/25 = 255.255.255.128  192.168.0.0 ~ 127    Wire IP  0, broadcast IP 127
192.168.0.128 ~ 255   Wire IP 128  broadcast IP 255
11111111.11111111.11111111.11111111.10000000

Grats if you’re still following along, I realize it gets real ugly real quick.  If you’re still on the bus please continue to Part 3. (Hopefully coming real soon :D) If you’ve fallen off, use this time to catch up or ask questions.

Thanks for reading!

~

 

Gabe @ networkdojo.net

 

 

networkdojo.net presents: How to Subnet – Part 1 (the primer)

Before we get into the meat of this critical matter of subnetting we have to cover a few bases.  I want to move forward assuming you understand a few basic things.   We’ll be dealing with IPv4 addresses, I will call them simply IP addresses… Although I am referring to IPv4 addresses.  IPv6 (the one that looks like a MAC address) is out of scope in everything I write in this post.

Audience:  Those who don’t get subnetting but have a need to learn to subnet.

Here are some fundamental truths you must learn:

++ An IP address can be anything in the range of  0.0.0.0  and 255.255.255.255 ,  0.0.256.0 is not a valid address.  Why not 256? It cannot be represented in the 8 bits that compose the 3rd octet.

You call the value between the periods “octets”.  For IP 1.2.3.4  …  1 is in the 1st octet, 2 in the 2nd, 3 in the 3rd  and 4 in the fourth.

Each octet is composed of eight bits (bit locations, which could be on or off.

_ _ _ _ _ _ _ _ . _ _ _ _ _ _ _ _. _ _ _ _ _ _ _ _. _ _ _ _ _ _ _ _     This is the 4 octects of an IP address represented by the bit locations, each underscore represents a bit location.

There are 32 bits, 8+8+8+8.

You MUST learn the powers of 2, this is elementary and absolute.  for the higher one it helps to remember that 2^10 to the tenth starts with 10.  Every power is twice the previous one, or half of the next one.


. __    __    __    __      __   __  __   __  .     The eight underscores of one octet (8 bits).  You must absolutely without fail learn the value of each bit location.   The left-most bit of an octet is worth 128, this is true for every octet.

128  64     32    16       8     4     2     1           <– These are the values of the specific bit locations.  These values are the same for each bit location.
2^7         –>             –>                 2^0

Here’s a few examples of how you would represent decimal numbers in binary bits (of one octet).

1 =
0      0       0      0        0       0     0     1
__    __    __    __      __   __   __   __
128  64     32    16       8     4     2      1  

2 =
0      0       0      0        0       0     1     0
__    __    __    __      __   __   __   __
128  64     32    16       8     4     2      1  

12 =
0      0       0      0          1     1      0    0
__     __     __    __      __   __   __   __
 128  64     32    16       8     4     2      1  

240 =
1      1       1      1           0     0      0    0
__    __      __    __      __   __   __   __
128  64     32    16       8     4     2      1  

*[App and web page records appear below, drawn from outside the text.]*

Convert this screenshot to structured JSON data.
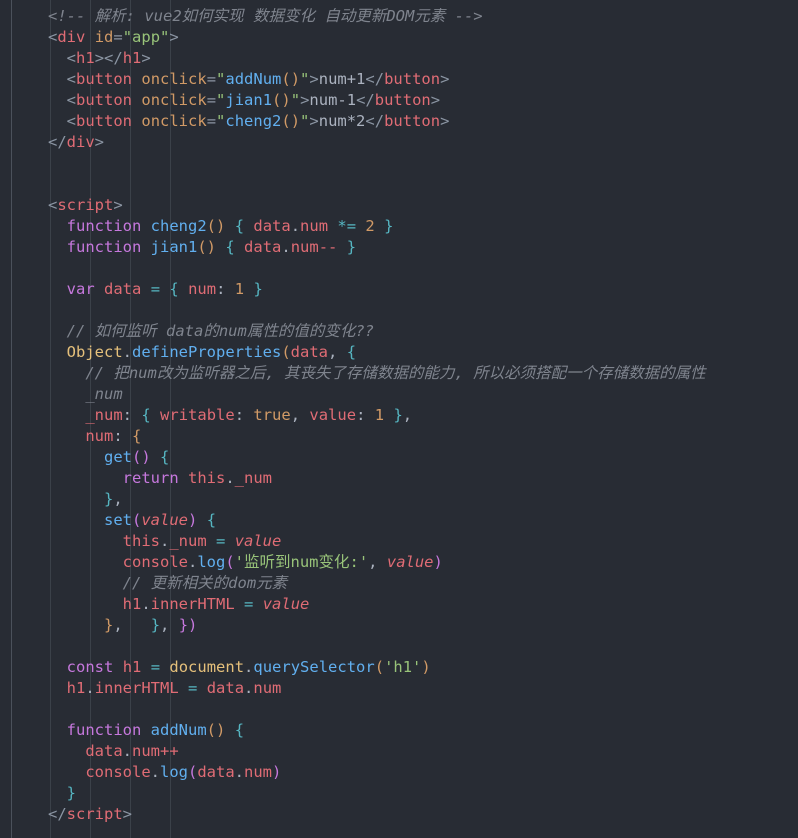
{
  "editor": {
    "background_color": "#282c34",
    "font_size_px": 15.5,
    "line_height_px": 21,
    "clipped_top_fragment": ">"
  },
  "theme": {
    "comment": "#7f848e",
    "tag": "#e06c75",
    "attribute": "#d19a66",
    "string": "#98c379",
    "function": "#61afef",
    "keyword": "#c678dd",
    "variable": "#e06c75",
    "object": "#e5c07b",
    "number": "#d19a66",
    "punctuation": "#abb2bf",
    "operator": "#56b6c2"
  },
  "code": {
    "language": "html",
    "lines": [
      {
        "indent": 0,
        "tokens": [
          {
            "t": "comment",
            "v": "<!-- 解析: vue2如何实现 数据变化 自动更新DOM元素 -->"
          }
        ]
      },
      {
        "indent": 0,
        "tokens": [
          {
            "t": "bracket",
            "v": "<"
          },
          {
            "t": "tag",
            "v": "div"
          },
          {
            "t": "plain",
            "v": " "
          },
          {
            "t": "attr",
            "v": "id"
          },
          {
            "t": "bracket",
            "v": "="
          },
          {
            "t": "string",
            "v": "\"app\""
          },
          {
            "t": "bracket",
            "v": ">"
          }
        ]
      },
      {
        "indent": 1,
        "tokens": [
          {
            "t": "bracket",
            "v": "<"
          },
          {
            "t": "tag",
            "v": "h1"
          },
          {
            "t": "bracket",
            "v": "></"
          },
          {
            "t": "tag",
            "v": "h1"
          },
          {
            "t": "bracket",
            "v": ">"
          }
        ]
      },
      {
        "indent": 1,
        "tokens": [
          {
            "t": "bracket",
            "v": "<"
          },
          {
            "t": "tag",
            "v": "button"
          },
          {
            "t": "plain",
            "v": " "
          },
          {
            "t": "attr",
            "v": "onclick"
          },
          {
            "t": "bracket",
            "v": "="
          },
          {
            "t": "string",
            "v": "\""
          },
          {
            "t": "fn",
            "v": "addNum"
          },
          {
            "t": "paren-o",
            "v": "()"
          },
          {
            "t": "string",
            "v": "\""
          },
          {
            "t": "bracket",
            "v": ">"
          },
          {
            "t": "text",
            "v": "num+1"
          },
          {
            "t": "bracket",
            "v": "</"
          },
          {
            "t": "tag",
            "v": "button"
          },
          {
            "t": "bracket",
            "v": ">"
          }
        ]
      },
      {
        "indent": 1,
        "tokens": [
          {
            "t": "bracket",
            "v": "<"
          },
          {
            "t": "tag",
            "v": "button"
          },
          {
            "t": "plain",
            "v": " "
          },
          {
            "t": "attr",
            "v": "onclick"
          },
          {
            "t": "bracket",
            "v": "="
          },
          {
            "t": "string",
            "v": "\""
          },
          {
            "t": "fn",
            "v": "jian1"
          },
          {
            "t": "paren-o",
            "v": "()"
          },
          {
            "t": "string",
            "v": "\""
          },
          {
            "t": "bracket",
            "v": ">"
          },
          {
            "t": "text",
            "v": "num-1"
          },
          {
            "t": "bracket",
            "v": "</"
          },
          {
            "t": "tag",
            "v": "button"
          },
          {
            "t": "bracket",
            "v": ">"
          }
        ]
      },
      {
        "indent": 1,
        "tokens": [
          {
            "t": "bracket",
            "v": "<"
          },
          {
            "t": "tag",
            "v": "button"
          },
          {
            "t": "plain",
            "v": " "
          },
          {
            "t": "attr",
            "v": "onclick"
          },
          {
            "t": "bracket",
            "v": "="
          },
          {
            "t": "string",
            "v": "\""
          },
          {
            "t": "fn",
            "v": "cheng2"
          },
          {
            "t": "paren-o",
            "v": "()"
          },
          {
            "t": "string",
            "v": "\""
          },
          {
            "t": "bracket",
            "v": ">"
          },
          {
            "t": "text",
            "v": "num*2"
          },
          {
            "t": "bracket",
            "v": "</"
          },
          {
            "t": "tag",
            "v": "button"
          },
          {
            "t": "bracket",
            "v": ">"
          }
        ]
      },
      {
        "indent": 0,
        "tokens": [
          {
            "t": "bracket",
            "v": "</"
          },
          {
            "t": "tag",
            "v": "div"
          },
          {
            "t": "bracket",
            "v": ">"
          }
        ]
      },
      {
        "indent": 0,
        "tokens": []
      },
      {
        "indent": 0,
        "tokens": []
      },
      {
        "indent": 0,
        "tokens": [
          {
            "t": "bracket",
            "v": "<"
          },
          {
            "t": "tag",
            "v": "script"
          },
          {
            "t": "bracket",
            "v": ">"
          }
        ]
      },
      {
        "indent": 1,
        "tokens": [
          {
            "t": "kw",
            "v": "function"
          },
          {
            "t": "plain",
            "v": " "
          },
          {
            "t": "fn",
            "v": "cheng2"
          },
          {
            "t": "paren-o",
            "v": "()"
          },
          {
            "t": "plain",
            "v": " "
          },
          {
            "t": "brace-c",
            "v": "{"
          },
          {
            "t": "plain",
            "v": " "
          },
          {
            "t": "var",
            "v": "data"
          },
          {
            "t": "punct",
            "v": "."
          },
          {
            "t": "var",
            "v": "num"
          },
          {
            "t": "plain",
            "v": " "
          },
          {
            "t": "op",
            "v": "*="
          },
          {
            "t": "plain",
            "v": " "
          },
          {
            "t": "num",
            "v": "2"
          },
          {
            "t": "plain",
            "v": " "
          },
          {
            "t": "brace-c",
            "v": "}"
          }
        ]
      },
      {
        "indent": 1,
        "tokens": [
          {
            "t": "kw",
            "v": "function"
          },
          {
            "t": "plain",
            "v": " "
          },
          {
            "t": "fn",
            "v": "jian1"
          },
          {
            "t": "paren-o",
            "v": "()"
          },
          {
            "t": "plain",
            "v": " "
          },
          {
            "t": "brace-c",
            "v": "{"
          },
          {
            "t": "plain",
            "v": " "
          },
          {
            "t": "var",
            "v": "data"
          },
          {
            "t": "punct",
            "v": "."
          },
          {
            "t": "var",
            "v": "num--"
          },
          {
            "t": "plain",
            "v": " "
          },
          {
            "t": "brace-c",
            "v": "}"
          }
        ]
      },
      {
        "indent": 0,
        "tokens": []
      },
      {
        "indent": 1,
        "tokens": [
          {
            "t": "kw",
            "v": "var"
          },
          {
            "t": "plain",
            "v": " "
          },
          {
            "t": "var",
            "v": "data"
          },
          {
            "t": "plain",
            "v": " "
          },
          {
            "t": "op",
            "v": "="
          },
          {
            "t": "plain",
            "v": " "
          },
          {
            "t": "brace-c",
            "v": "{"
          },
          {
            "t": "plain",
            "v": " "
          },
          {
            "t": "var",
            "v": "num"
          },
          {
            "t": "punct",
            "v": ":"
          },
          {
            "t": "plain",
            "v": " "
          },
          {
            "t": "num",
            "v": "1"
          },
          {
            "t": "plain",
            "v": " "
          },
          {
            "t": "brace-c",
            "v": "}"
          }
        ]
      },
      {
        "indent": 0,
        "tokens": []
      },
      {
        "indent": 1,
        "tokens": [
          {
            "t": "comment",
            "v": "// 如何监听 data的num属性的值的变化??"
          }
        ]
      },
      {
        "indent": 1,
        "tokens": [
          {
            "t": "obj",
            "v": "Object"
          },
          {
            "t": "punct",
            "v": "."
          },
          {
            "t": "fn",
            "v": "defineProperties"
          },
          {
            "t": "paren-o",
            "v": "("
          },
          {
            "t": "var",
            "v": "data"
          },
          {
            "t": "punct",
            "v": ","
          },
          {
            "t": "plain",
            "v": " "
          },
          {
            "t": "brace-c",
            "v": "{"
          }
        ]
      },
      {
        "indent": 2,
        "tokens": [
          {
            "t": "comment",
            "v": "// 把num改为监听器之后, 其丧失了存储数据的能力, 所以必须搭配一个存储数据的属性"
          }
        ]
      },
      {
        "indent": 2,
        "tokens": [
          {
            "t": "comment",
            "v": "_num"
          }
        ]
      },
      {
        "indent": 2,
        "tokens": [
          {
            "t": "var",
            "v": "_num"
          },
          {
            "t": "punct",
            "v": ":"
          },
          {
            "t": "plain",
            "v": " "
          },
          {
            "t": "brace-c",
            "v": "{"
          },
          {
            "t": "plain",
            "v": " "
          },
          {
            "t": "var",
            "v": "writable"
          },
          {
            "t": "punct",
            "v": ":"
          },
          {
            "t": "plain",
            "v": " "
          },
          {
            "t": "const",
            "v": "true"
          },
          {
            "t": "punct",
            "v": ","
          },
          {
            "t": "plain",
            "v": " "
          },
          {
            "t": "var",
            "v": "value"
          },
          {
            "t": "punct",
            "v": ":"
          },
          {
            "t": "plain",
            "v": " "
          },
          {
            "t": "num",
            "v": "1"
          },
          {
            "t": "plain",
            "v": " "
          },
          {
            "t": "brace-c",
            "v": "}"
          },
          {
            "t": "punct",
            "v": ","
          }
        ]
      },
      {
        "indent": 2,
        "tokens": [
          {
            "t": "var",
            "v": "num"
          },
          {
            "t": "punct",
            "v": ":"
          },
          {
            "t": "plain",
            "v": " "
          },
          {
            "t": "brace-o",
            "v": "{"
          }
        ]
      },
      {
        "indent": 3,
        "tokens": [
          {
            "t": "fn",
            "v": "get"
          },
          {
            "t": "paren-p",
            "v": "()"
          },
          {
            "t": "plain",
            "v": " "
          },
          {
            "t": "brace-c",
            "v": "{"
          }
        ]
      },
      {
        "indent": 4,
        "tokens": [
          {
            "t": "kw",
            "v": "return"
          },
          {
            "t": "plain",
            "v": " "
          },
          {
            "t": "var",
            "v": "this"
          },
          {
            "t": "punct",
            "v": "."
          },
          {
            "t": "var",
            "v": "_num"
          }
        ]
      },
      {
        "indent": 3,
        "tokens": [
          {
            "t": "brace-c",
            "v": "}"
          },
          {
            "t": "punct",
            "v": ","
          }
        ]
      },
      {
        "indent": 3,
        "tokens": [
          {
            "t": "fn",
            "v": "set"
          },
          {
            "t": "paren-p",
            "v": "("
          },
          {
            "t": "param",
            "v": "value"
          },
          {
            "t": "paren-p",
            "v": ")"
          },
          {
            "t": "plain",
            "v": " "
          },
          {
            "t": "brace-c",
            "v": "{"
          }
        ]
      },
      {
        "indent": 4,
        "tokens": [
          {
            "t": "var",
            "v": "this"
          },
          {
            "t": "punct",
            "v": "."
          },
          {
            "t": "var",
            "v": "_num"
          },
          {
            "t": "plain",
            "v": " "
          },
          {
            "t": "op",
            "v": "="
          },
          {
            "t": "plain",
            "v": " "
          },
          {
            "t": "param",
            "v": "value"
          }
        ]
      },
      {
        "indent": 4,
        "tokens": [
          {
            "t": "var",
            "v": "console"
          },
          {
            "t": "punct",
            "v": "."
          },
          {
            "t": "fn",
            "v": "log"
          },
          {
            "t": "paren-p",
            "v": "("
          },
          {
            "t": "string",
            "v": "'监听到num变化:'"
          },
          {
            "t": "punct",
            "v": ","
          },
          {
            "t": "plain",
            "v": " "
          },
          {
            "t": "param",
            "v": "value"
          },
          {
            "t": "paren-p",
            "v": ")"
          }
        ]
      },
      {
        "indent": 4,
        "tokens": [
          {
            "t": "comment",
            "v": "// 更新相关的dom元素"
          }
        ]
      },
      {
        "indent": 4,
        "tokens": [
          {
            "t": "var",
            "v": "h1"
          },
          {
            "t": "punct",
            "v": "."
          },
          {
            "t": "var",
            "v": "innerHTML"
          },
          {
            "t": "plain",
            "v": " "
          },
          {
            "t": "op",
            "v": "="
          },
          {
            "t": "plain",
            "v": " "
          },
          {
            "t": "param",
            "v": "value"
          }
        ]
      },
      {
        "indent": 3,
        "tokens": [
          {
            "t": "brace-o",
            "v": "}"
          },
          {
            "t": "punct",
            "v": ","
          },
          {
            "t": "plain",
            "v": "   "
          },
          {
            "t": "brace-c",
            "v": "}"
          },
          {
            "t": "punct",
            "v": ","
          },
          {
            "t": "plain",
            "v": " "
          },
          {
            "t": "brace-p",
            "v": "})"
          }
        ]
      },
      {
        "indent": 0,
        "tokens": []
      },
      {
        "indent": 1,
        "tokens": [
          {
            "t": "kw",
            "v": "const"
          },
          {
            "t": "plain",
            "v": " "
          },
          {
            "t": "var",
            "v": "h1"
          },
          {
            "t": "plain",
            "v": " "
          },
          {
            "t": "op",
            "v": "="
          },
          {
            "t": "plain",
            "v": " "
          },
          {
            "t": "obj",
            "v": "document"
          },
          {
            "t": "punct",
            "v": "."
          },
          {
            "t": "fn",
            "v": "querySelector"
          },
          {
            "t": "paren-o",
            "v": "("
          },
          {
            "t": "string",
            "v": "'h1'"
          },
          {
            "t": "paren-o",
            "v": ")"
          }
        ]
      },
      {
        "indent": 1,
        "tokens": [
          {
            "t": "var",
            "v": "h1"
          },
          {
            "t": "punct",
            "v": "."
          },
          {
            "t": "var",
            "v": "innerHTML"
          },
          {
            "t": "plain",
            "v": " "
          },
          {
            "t": "op",
            "v": "="
          },
          {
            "t": "plain",
            "v": " "
          },
          {
            "t": "var",
            "v": "data"
          },
          {
            "t": "punct",
            "v": "."
          },
          {
            "t": "var",
            "v": "num"
          }
        ]
      },
      {
        "indent": 0,
        "tokens": []
      },
      {
        "indent": 1,
        "tokens": [
          {
            "t": "kw",
            "v": "function"
          },
          {
            "t": "plain",
            "v": " "
          },
          {
            "t": "fn",
            "v": "addNum"
          },
          {
            "t": "paren-o",
            "v": "()"
          },
          {
            "t": "plain",
            "v": " "
          },
          {
            "t": "brace-c",
            "v": "{"
          }
        ]
      },
      {
        "indent": 2,
        "tokens": [
          {
            "t": "var",
            "v": "data"
          },
          {
            "t": "punct",
            "v": "."
          },
          {
            "t": "var",
            "v": "num++"
          }
        ]
      },
      {
        "indent": 2,
        "tokens": [
          {
            "t": "var",
            "v": "console"
          },
          {
            "t": "punct",
            "v": "."
          },
          {
            "t": "fn",
            "v": "log"
          },
          {
            "t": "paren-p",
            "v": "("
          },
          {
            "t": "var",
            "v": "data"
          },
          {
            "t": "punct",
            "v": "."
          },
          {
            "t": "var",
            "v": "num"
          },
          {
            "t": "paren-p",
            "v": ")"
          }
        ]
      },
      {
        "indent": 1,
        "tokens": [
          {
            "t": "brace-c",
            "v": "}"
          }
        ]
      },
      {
        "indent": 0,
        "tokens": [
          {
            "t": "bracket",
            "v": "</"
          },
          {
            "t": "tag",
            "v": "script"
          },
          {
            "t": "bracket",
            "v": ">"
          }
        ]
      }
    ]
  }
}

255 =          (all bits on)
1      1       1      1            1     1      1    1
__    __      __    __      __   __   __   __
128  64     32    16       8     4     2      1  

Learning to work with binary numbers (converting a regular decimal number to binary, and binary numbers back to decimal) is a fundamental skill for subnetting.

This skilled must be honed through practice… try the cisco binary game.  Play this game until you’re dreaming in binary.  🙂    You can download the binary game on your iPhone.

A little bit of memorization here goes a long way.  Memorize the additions of the bits from left to right.  192  224  240  248  248  252  254  255.

128+64 = 192
192+32 = 224
224+16 = 240
240+8= 248
248+4=252

Later it will make perfect sense why memorizing these additions is essential.    Once you’ve committed these to memory, and are dominating the Cisco Binary game you can graduate to ‘How to subnet – Part 2’.   As a bonus you can feel confident because no one in their right mind will call you a weaksauce binary noob.  If they do – they are gravely mistaken.

Look deep within your soul… if you feel are ready, click here for Part 2.

Later peeps.

~

Gabe @ networkdojo.net